▸ **Task directions**: Each line below must be set down exactly; omit any image you find.

*** Block opens ***

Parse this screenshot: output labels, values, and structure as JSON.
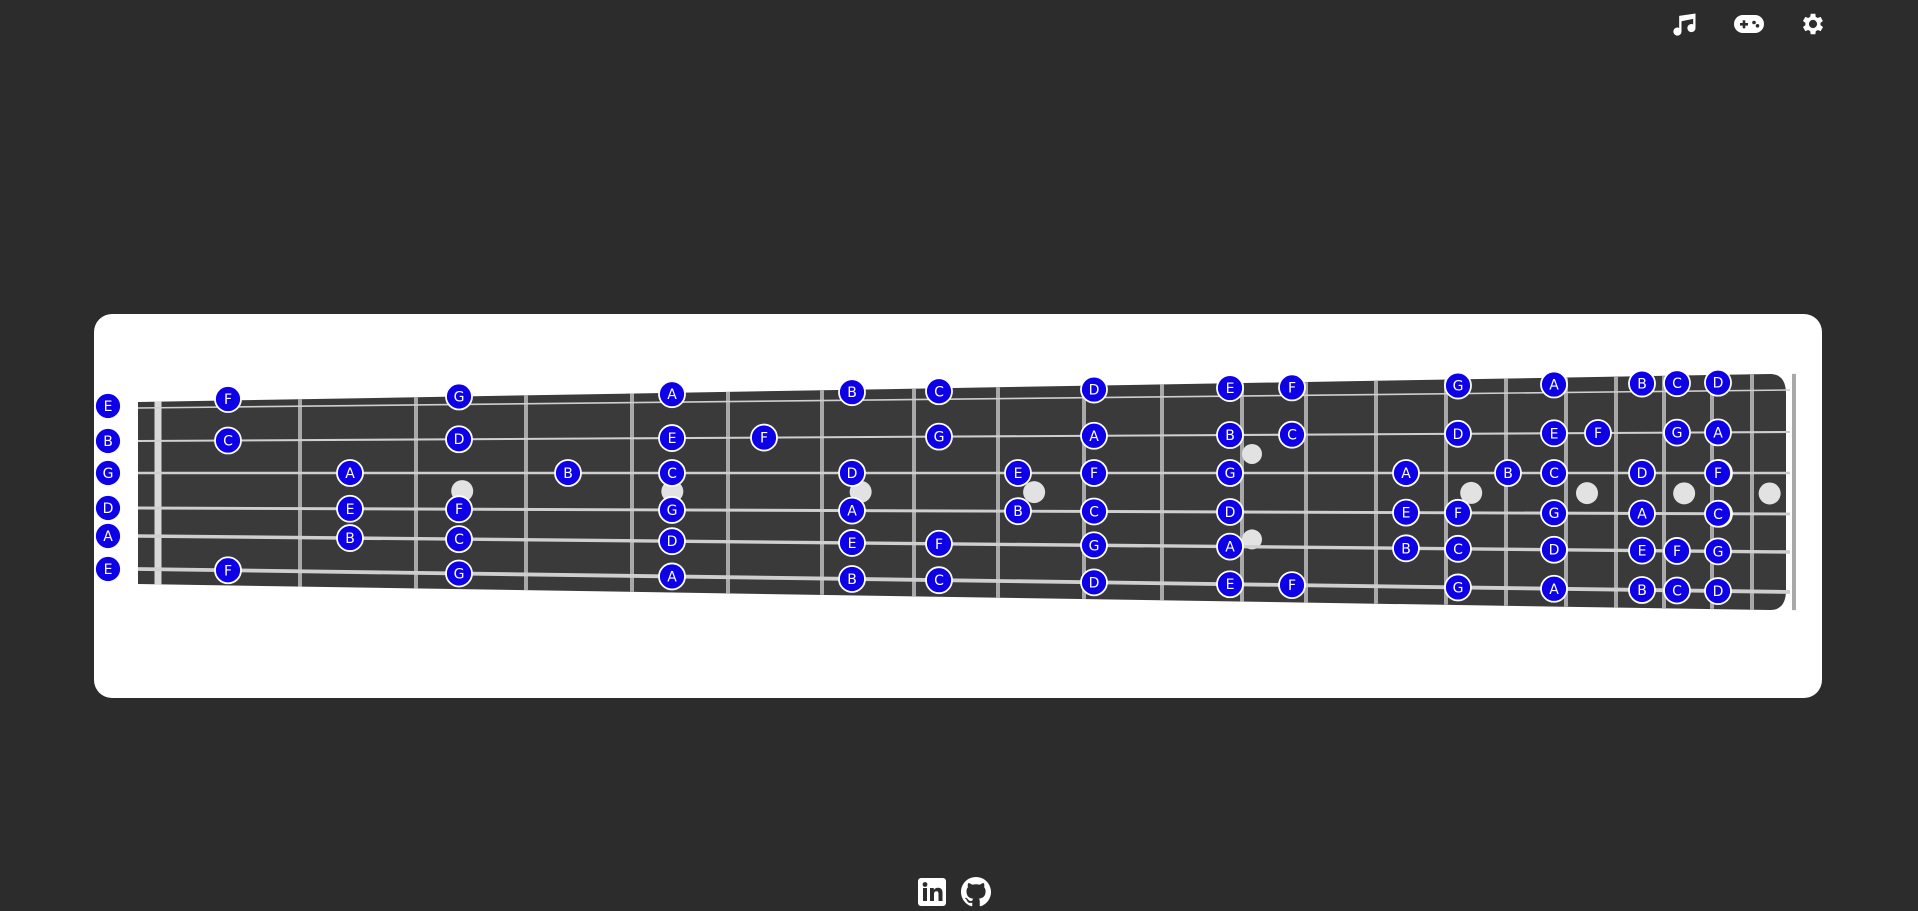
{
  "toolbar": {
    "items": [
      {
        "name": "music-note-icon",
        "label": ""
      },
      {
        "name": "gamepad-icon",
        "label": ""
      },
      {
        "name": "gear-icon",
        "label": ""
      }
    ]
  },
  "fretboard": {
    "open_strings": [
      "E",
      "B",
      "G",
      "D",
      "A",
      "E"
    ],
    "note_color": "#0d00e6",
    "frets": [
      [
        "F",
        "C",
        null,
        null,
        null,
        "F"
      ],
      [
        null,
        null,
        "A",
        "E",
        "B",
        null
      ],
      [
        "G",
        "D",
        null,
        "F",
        "C",
        "G"
      ],
      [
        null,
        null,
        "B",
        null,
        null,
        null
      ],
      [
        "A",
        "E",
        "C",
        "G",
        "D",
        "A"
      ],
      [
        null,
        "F",
        null,
        null,
        null,
        null
      ],
      [
        "B",
        null,
        "D",
        "A",
        "E",
        "B"
      ],
      [
        "C",
        "G",
        null,
        null,
        "F",
        "C"
      ],
      [
        null,
        null,
        "E",
        "B",
        null,
        null
      ],
      [
        "D",
        "A",
        "F",
        "C",
        "G",
        "D"
      ],
      [
        null,
        null,
        null,
        null,
        null,
        null
      ],
      [
        "E",
        "B",
        "G",
        "D",
        "A",
        "E"
      ],
      [
        "F",
        "C",
        null,
        null,
        null,
        "F"
      ],
      [
        null,
        null,
        "A",
        "E",
        "B",
        null
      ],
      [
        "G",
        "D",
        null,
        "F",
        "C",
        "G"
      ],
      [
        null,
        null,
        "B",
        null,
        null,
        null
      ],
      [
        "A",
        "E",
        "C",
        "G",
        "D",
        "A"
      ],
      [
        null,
        "F",
        null,
        null,
        null,
        null
      ],
      [
        "B",
        null,
        "D",
        "A",
        "E",
        "B"
      ],
      [
        "C",
        "G",
        null,
        null,
        "F",
        "C"
      ],
      [
        null,
        null,
        "E",
        "B",
        null,
        null
      ],
      [
        "D",
        "A",
        "F",
        "C",
        "G",
        "D"
      ]
    ]
  },
  "footer": {
    "links": [
      {
        "name": "linkedin-icon",
        "label": "in"
      },
      {
        "name": "github-icon",
        "label": ""
      }
    ]
  }
}
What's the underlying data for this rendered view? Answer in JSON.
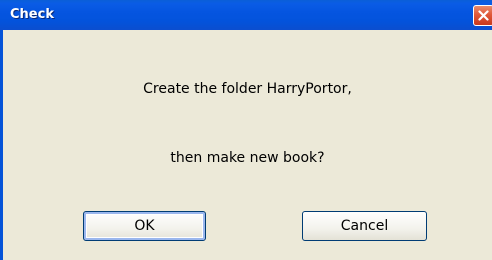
{
  "window": {
    "title": "Check"
  },
  "dialog": {
    "message_line1": "Create the folder HarryPortor,",
    "message_line2": "then make new book?"
  },
  "buttons": {
    "ok_label": "OK",
    "cancel_label": "Cancel"
  },
  "icons": {
    "close": "close-icon"
  },
  "colors": {
    "titlebar": "#0555e0",
    "close_button": "#e0593a",
    "dialog_background": "#ece9d8",
    "button_border": "#003c74"
  }
}
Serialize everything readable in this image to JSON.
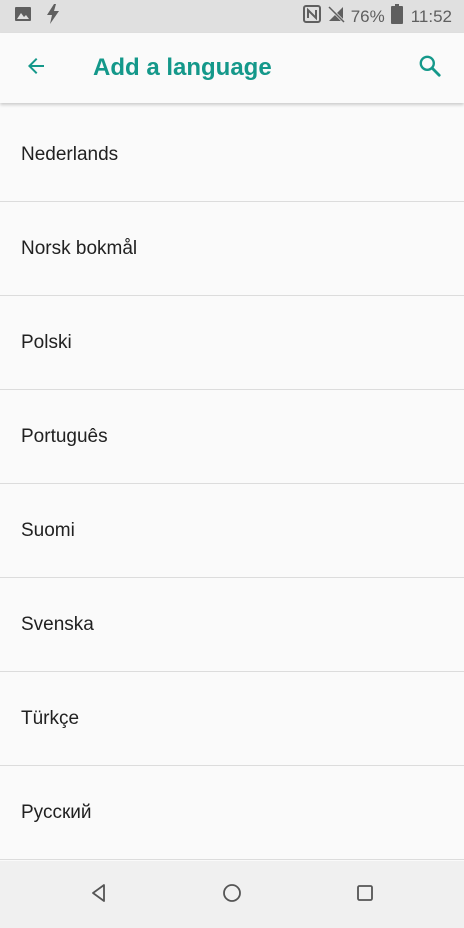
{
  "status_bar": {
    "battery_percent": "76%",
    "time": "11:52",
    "icons": [
      "image-icon",
      "flash-icon",
      "nfc-icon",
      "no-signal-icon",
      "battery-icon"
    ]
  },
  "app_bar": {
    "title": "Add a language",
    "accent_color": "#14988a",
    "back_icon": "arrow-left-icon",
    "search_icon": "search-icon"
  },
  "languages": [
    "Nederlands",
    "Norsk bokmål",
    "Polski",
    "Português",
    "Suomi",
    "Svenska",
    "Türkçe",
    "Русский"
  ],
  "nav_bar": {
    "icons": [
      "back-triangle-icon",
      "home-circle-icon",
      "recents-square-icon"
    ]
  }
}
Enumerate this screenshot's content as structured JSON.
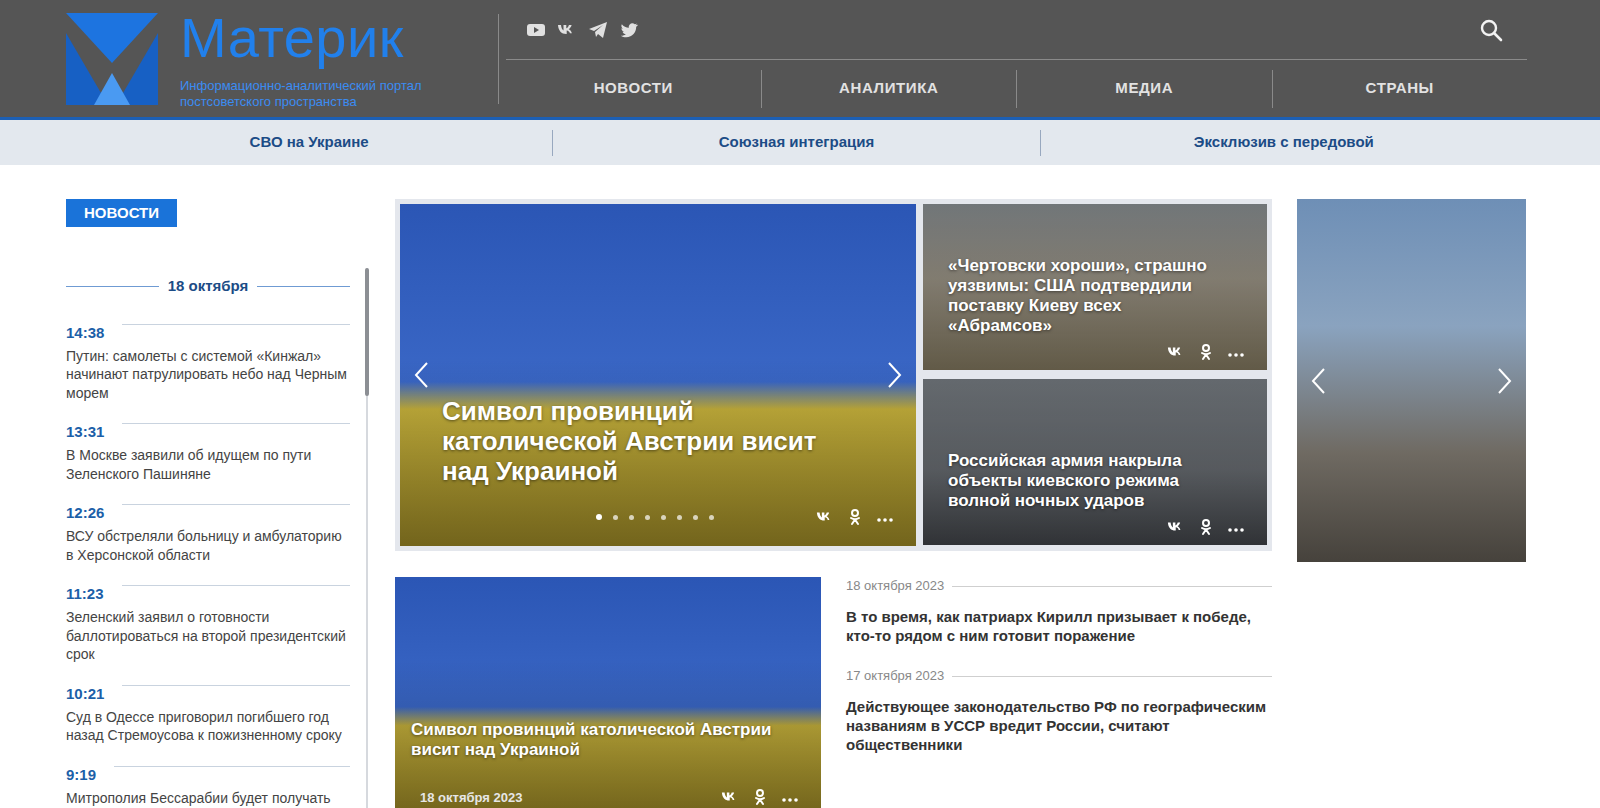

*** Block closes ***

▸ **Response**:
Parse this screenshot: output labels, values, and structure as JSON.
{
  "toolbar": {
    "items": [
      {
        "name": "music-note-icon",
        "label": ""
      },
      {
        "name": "gamepad-icon",
        "label": ""
      },
      {
        "name": "gear-icon",
        "label": ""
      }
    ]
  },
  "fretboard": {
    "open_strings": [
      "E",
      "B",
      "G",
      "D",
      "A",
      "E"
    ],
    "note_color": "#0d00e6",
    "frets": [
      [
        "F",
        "C",
        null,
        null,
        null,
        "F"
      ],
      [
        null,
        null,
        "A",
        "E",
        "B",
        null
      ],
      [
        "G",
        "D",
        null,
        "F",
        "C",
        "G"
      ],
      [
        null,
        null,
        "B",
        null,
        null,
        null
      ],
      [
        "A",
        "E",
        "C",
        "G",
        "D",
        "A"
      ],
      [
        null,
        "F",
        null,
        null,
        null,
        null
      ],
      [
        "B",
        null,
        "D",
        "A",
        "E",
        "B"
      ],
      [
        "C",
        "G",
        null,
        null,
        "F",
        "C"
      ],
      [
        null,
        null,
        "E",
        "B",
        null,
        null
      ],
      [
        "D",
        "A",
        "F",
        "C",
        "G",
        "D"
      ],
      [
        null,
        null,
        null,
        null,
        null,
        null
      ],
      [
        "E",
        "B",
        "G",
        "D",
        "A",
        "E"
      ],
      [
        "F",
        "C",
        null,
        null,
        null,
        "F"
      ],
      [
        null,
        null,
        "A",
        "E",
        "B",
        null
      ],
      [
        "G",
        "D",
        null,
        "F",
        "C",
        "G"
      ],
      [
        null,
        null,
        "B",
        null,
        null,
        null
      ],
      [
        "A",
        "E",
        "C",
        "G",
        "D",
        "A"
      ],
      [
        null,
        "F",
        null,
        null,
        null,
        null
      ],
      [
        "B",
        null,
        "D",
        "A",
        "E",
        "B"
      ],
      [
        "C",
        "G",
        null,
        null,
        "F",
        "C"
      ],
      [
        null,
        null,
        "E",
        "B",
        null,
        null
      ],
      [
        "D",
        "A",
        "F",
        "C",
        "G",
        "D"
      ]
    ]
  },
  "footer": {
    "links": [
      {
        "name": "linkedin-icon",
        "label": "in"
      },
      {
        "name": "github-icon",
        "label": ""
      }
    ]
  }
}
What's the underlying data for this rendered view? Answer in JSON.
{
  "window": {
    "title": "Check"
  },
  "dialog": {
    "message_line1": "Create the folder HarryPortor,",
    "message_line2": "then make new book?"
  },
  "buttons": {
    "ok_label": "OK",
    "cancel_label": "Cancel"
  },
  "icons": {
    "close": "close-icon"
  },
  "colors": {
    "titlebar": "#0555e0",
    "close_button": "#e0593a",
    "dialog_background": "#ece9d8",
    "button_border": "#003c74"
  }
}
Serialize everything readable in this image to JSON.
{
  "status_bar": {
    "battery_percent": "76%",
    "time": "11:52",
    "icons": [
      "image-icon",
      "flash-icon",
      "nfc-icon",
      "no-signal-icon",
      "battery-icon"
    ]
  },
  "app_bar": {
    "title": "Add a language",
    "accent_color": "#14988a",
    "back_icon": "arrow-left-icon",
    "search_icon": "search-icon"
  },
  "languages": [
    "Nederlands",
    "Norsk bokmål",
    "Polski",
    "Português",
    "Suomi",
    "Svenska",
    "Türkçe",
    "Русский"
  ],
  "nav_bar": {
    "icons": [
      "back-triangle-icon",
      "home-circle-icon",
      "recents-square-icon"
    ]
  }
}
Enumerate this screenshot's content as structured JSON.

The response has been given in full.